Winning the Dust Bowl
Carter Revard University of Arizona Press, 2001 Library of Congress PS501.S85 vol. 47 | Dewey Decimal 810.8

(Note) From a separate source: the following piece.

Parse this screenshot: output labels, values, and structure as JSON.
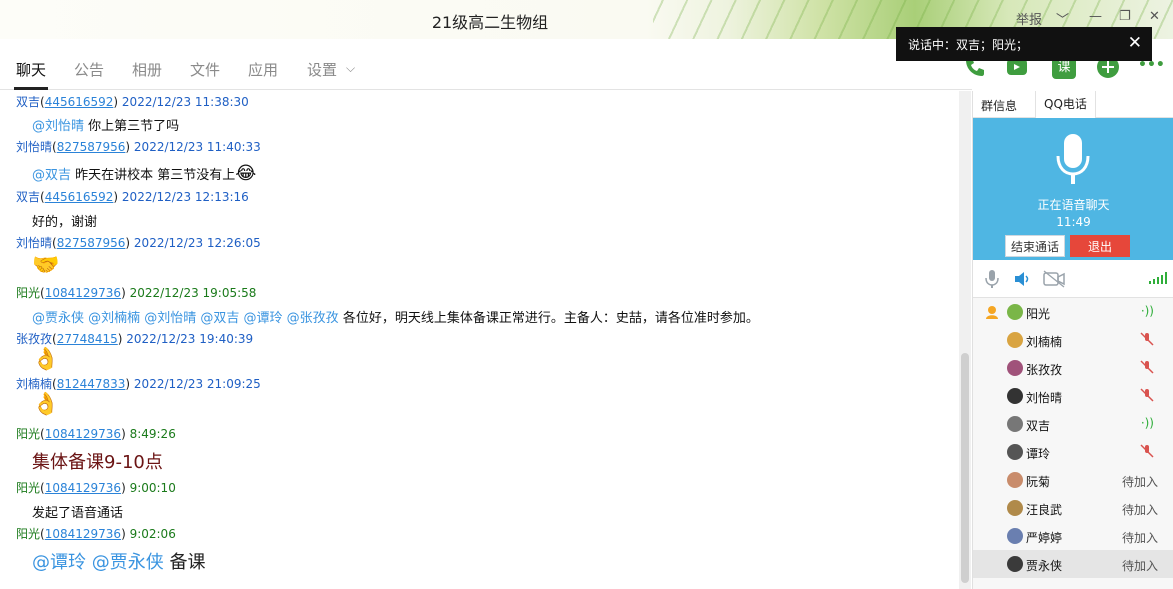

Bootleggers and bankrobbers in the Oklahoma Dust Bowl. Proctors and punters at Oxford. Activists and agitators of the American Indian Movement. Carter Revard has known them all, and in this book— a memoir in prose and poetry— he interweaves the many threads of his life as only a gifted writer can. Winning the Dust Bowl traces Revard's development from a poor Oklahoma farm boy during the depths of the Depression to a respected medieval scholar and outstanding Native American poet. It recounts his search for a personal and poetic voice, his struggle to keep and expand it, and his attempt to find ways of reconciling the disparate influences of his life. In these pages, readers will find poems both new and familiar: poems of family and home, of loss and survival. In linking— what he calls "cocooning"— essays, Revard shares what he has noticed about how poems come into being, how changes in style arise from changes in life, and how language can be used to deal with one's relationship to the world. He also includes stories of Poncas and Osages, powwow stories and Oxford fables, and a gallery of photographs that capture images of his past. Revard has crafted a book about poetry and authorship, about American history and culture. Lyrical in one breath and stingingly political in the next, he calls on his mastery of language to show us the undying connection between literature and life.
In these seventeen stories by one of Brazil’s foremost living authors, Fonseca introduces readers—with unsurpassed candor and keenness of observation—to a kaleidoscopic, often disturbing world. A hunchback sets his lascivious sights on seducing a beautiful woman. A wealthy businessman hires a ghost writer, with unexpected results. A family of modern-day urban cannibals celebrates a bizarre rite of passage. A man roams the nocturnal streets of Rio de Janeiro in search of meaning. A male ex-police reporter writes an advice column under a female pseudonym. A prosperous entrepreneur picks up a beautiful girl in his Mercedes only to discover his costly mistake. A loser elaborates a lethal plan to become, in his mind, a winner.
Scholars regard the March on Washington Movement (MOWM) as a forerunner of the postwar Civil Rights movement. Led by the charismatic A. Philip Randolph, MOWM scored an early victory when it forced the Roosevelt Administration to issue a landmark executive order that prohibited defense contractors from practicing racial discrimination.
Winning the War for Democracy: The March on Washington Movement, 1941-1946 recalls that triumph, but also looks beyond Randolph and the MOWM's national leadership to focus on the organization's evolution and actions at the local level. Using personal papers of MOWM members such as T.D. McNeal, internal government documents from the Roosevelt administration, and other primary sources, David Lucander highlights how local affiliates fighting for a double victory against fascism and racism helped the national MOWM accrue the political capital it needed to effect change.
Lucander details the efforts of grassroots organizers to implement MOWM's program of empowering African Americans via meetings and marches at defense plants and government buildings and, in particular, focuses on the contributions of women activists like Layle Lane, E. Pauline Myers, and Anna Arnold Hedgeman. Throughout he shows how local activities often diverged from policies laid out at MOWM's national office, and how grassroots participants on both sides ignored the rivalry between Randolph and the leadership of the NAACP to align with one-another on the ground.